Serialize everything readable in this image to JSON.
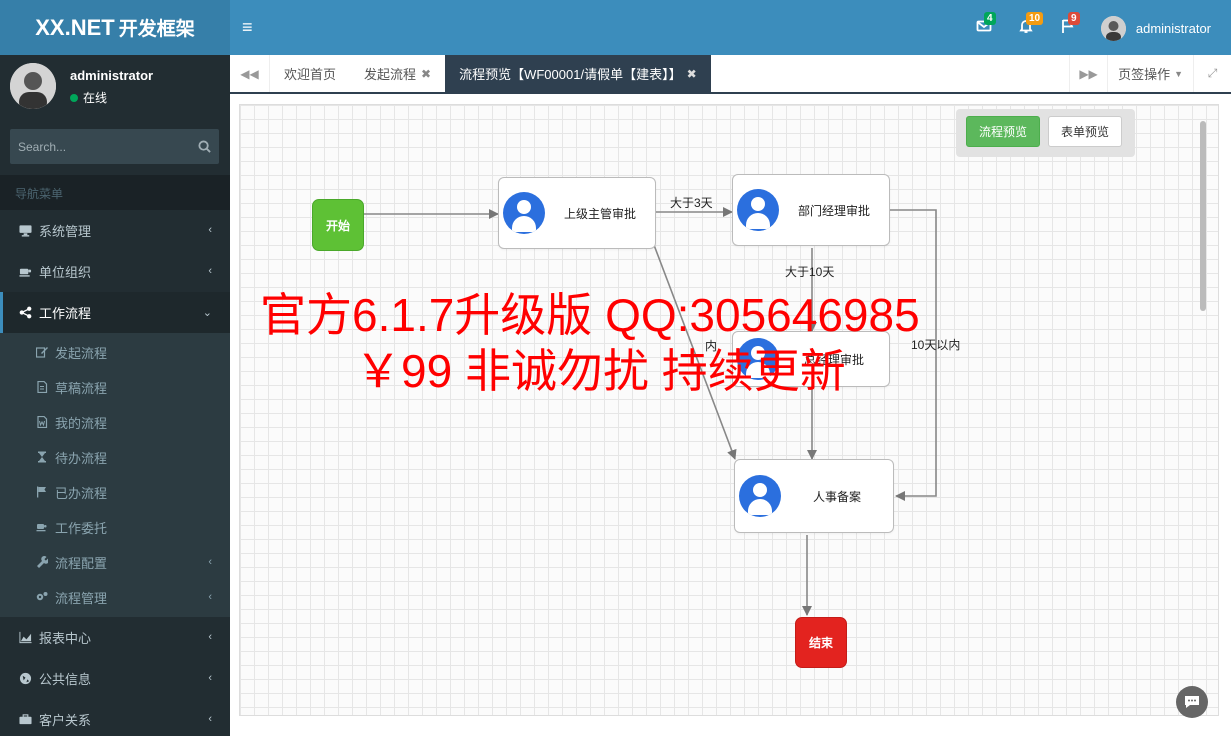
{
  "brand": {
    "title": "XX.NET",
    "subtitle": "开发框架"
  },
  "topbar": {
    "menu_icon": "hamburger-icon",
    "mail_count": "4",
    "bell_count": "10",
    "flag_count": "9",
    "username": "administrator",
    "colors": {
      "mail": "#00a65a",
      "bell": "#f39c12",
      "flag": "#dd4b39"
    }
  },
  "sidebar": {
    "user": {
      "name": "administrator",
      "status": "在线"
    },
    "search_placeholder": "Search...",
    "nav_header": "导航菜单",
    "items": [
      {
        "label": "系统管理",
        "icon": "desktop-icon"
      },
      {
        "label": "单位组织",
        "icon": "coffee-icon"
      },
      {
        "label": "工作流程",
        "icon": "share-icon"
      },
      {
        "label": "报表中心",
        "icon": "area-chart-icon"
      },
      {
        "label": "公共信息",
        "icon": "globe-icon"
      },
      {
        "label": "客户关系",
        "icon": "briefcase-icon"
      }
    ],
    "sub_items": [
      {
        "label": "发起流程",
        "icon": "edit-icon"
      },
      {
        "label": "草稿流程",
        "icon": "file-icon"
      },
      {
        "label": "我的流程",
        "icon": "file-word-icon"
      },
      {
        "label": "待办流程",
        "icon": "hourglass-icon"
      },
      {
        "label": "已办流程",
        "icon": "flag-icon"
      },
      {
        "label": "工作委托",
        "icon": "coffee-icon"
      },
      {
        "label": "流程配置",
        "icon": "wrench-icon"
      },
      {
        "label": "流程管理",
        "icon": "cogs-icon"
      }
    ]
  },
  "tabs": {
    "items": [
      {
        "label": "欢迎首页"
      },
      {
        "label": "发起流程"
      },
      {
        "label": "流程预览【WF00001/请假单【建表】】"
      }
    ],
    "page_ops": "页签操作"
  },
  "preview": {
    "flow_btn": "流程预览",
    "form_btn": "表单预览"
  },
  "flow": {
    "start": "开始",
    "end": "结束",
    "nodes": {
      "n1": "上级主管审批",
      "n2": "部门经理审批",
      "n3": "总经理审批",
      "n4": "人事备案"
    },
    "edges": {
      "e1": "大于3天",
      "e2": "大于10天",
      "e3": "10天以内",
      "e4": "内"
    }
  },
  "watermark": {
    "line1": "官方6.1.7升级版 QQ:305646985",
    "line2": "￥99 非诚勿扰  持续更新"
  }
}
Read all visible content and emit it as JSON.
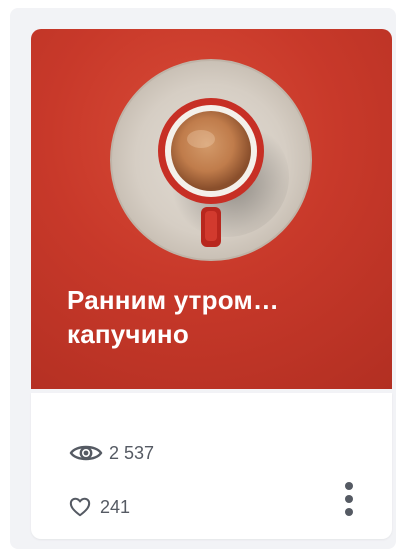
{
  "card": {
    "title_line1": "Ранним утром…",
    "title_line2": "капучино",
    "views": "2 537",
    "likes": "241",
    "icons": {
      "views": "eye-icon",
      "likes": "heart-icon",
      "menu": "more-vertical-icon",
      "cover": "coffee-cup-image"
    },
    "colors": {
      "cover_background": "#c8392a",
      "title_text": "#ffffff",
      "stat_text": "#555a63",
      "panel_background": "#f2f3f6"
    }
  }
}
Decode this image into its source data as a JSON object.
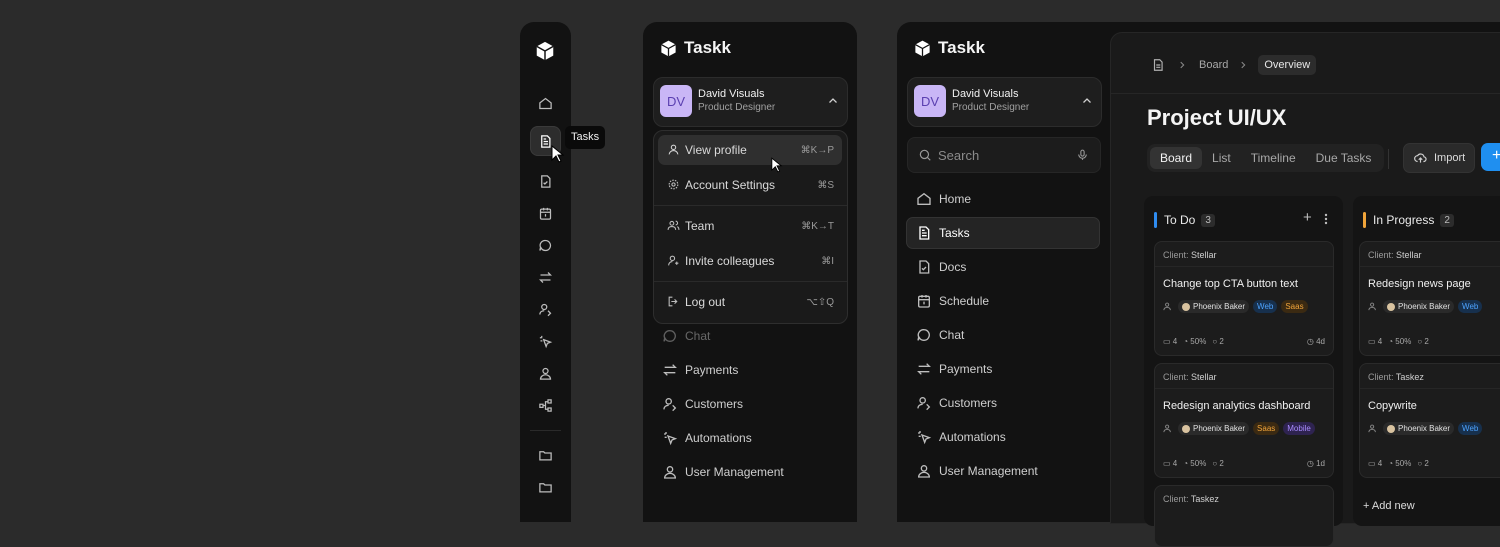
{
  "tooltip": "Tasks",
  "brand": {
    "name": "Taskk"
  },
  "account": {
    "initials": "DV",
    "name": "David Visuals",
    "role": "Product Designer"
  },
  "dropdown": [
    {
      "label": "View profile",
      "shortcut": "⌘K→P"
    },
    {
      "label": "Account Settings",
      "shortcut": "⌘S"
    },
    {
      "label": "Team",
      "shortcut": "⌘K→T"
    },
    {
      "label": "Invite colleagues",
      "shortcut": "⌘I"
    },
    {
      "label": "Log out",
      "shortcut": "⌥⇧Q"
    }
  ],
  "panel2_nav": [
    "Chat",
    "Payments",
    "Customers",
    "Automations",
    "User Management"
  ],
  "search": {
    "placeholder": "Search"
  },
  "nav": [
    "Home",
    "Tasks",
    "Docs",
    "Schedule",
    "Chat",
    "Payments",
    "Customers",
    "Automations",
    "User Management"
  ],
  "breadcrumb": [
    "Board",
    "Overview"
  ],
  "page_title": "Project UI/UX",
  "view_tabs": [
    "Board",
    "List",
    "Timeline",
    "Due Tasks"
  ],
  "import_label": "Import",
  "add_label": "+",
  "columns": [
    {
      "name": "To Do",
      "count": "3",
      "color": "#2f8cf0",
      "cards": [
        {
          "client_label": "Client:",
          "client": "Stellar",
          "title": "Change top CTA button text",
          "assignee": "Phoenix Baker",
          "tags": [
            {
              "label": "Web",
              "bg": "#17304d",
              "fg": "#4da3ff"
            },
            {
              "label": "Saas",
              "bg": "#3b2a12",
              "fg": "#f0a43a"
            }
          ],
          "files": "4",
          "progress": "50%",
          "comments": "2",
          "due": "4d"
        },
        {
          "client_label": "Client:",
          "client": "Stellar",
          "title": "Redesign analytics dashboard",
          "assignee": "Phoenix Baker",
          "tags": [
            {
              "label": "Saas",
              "bg": "#3b2a12",
              "fg": "#f0a43a"
            },
            {
              "label": "Mobile",
              "bg": "#2e2350",
              "fg": "#a98bff"
            }
          ],
          "files": "4",
          "progress": "50%",
          "comments": "2",
          "due": "1d"
        },
        {
          "client_label": "Client:",
          "client": "Taskez"
        }
      ]
    },
    {
      "name": "In Progress",
      "count": "2",
      "color": "#f0a43a",
      "cards": [
        {
          "client_label": "Client:",
          "client": "Stellar",
          "title": "Redesign news page",
          "assignee": "Phoenix Baker",
          "tags": [
            {
              "label": "Web",
              "bg": "#17304d",
              "fg": "#4da3ff"
            }
          ],
          "files": "4",
          "progress": "50%",
          "comments": "2"
        },
        {
          "client_label": "Client:",
          "client": "Taskez",
          "title": "Copywrite",
          "assignee": "Phoenix Baker",
          "tags": [
            {
              "label": "Web",
              "bg": "#17304d",
              "fg": "#4da3ff"
            }
          ],
          "files": "4",
          "progress": "50%",
          "comments": "2"
        }
      ],
      "add_new": "Add new"
    }
  ]
}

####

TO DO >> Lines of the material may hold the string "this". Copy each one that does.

TASK OUTPUT >>
Serialize everything readable in this image to JSON.
Decode this image into its source data as a JSON object.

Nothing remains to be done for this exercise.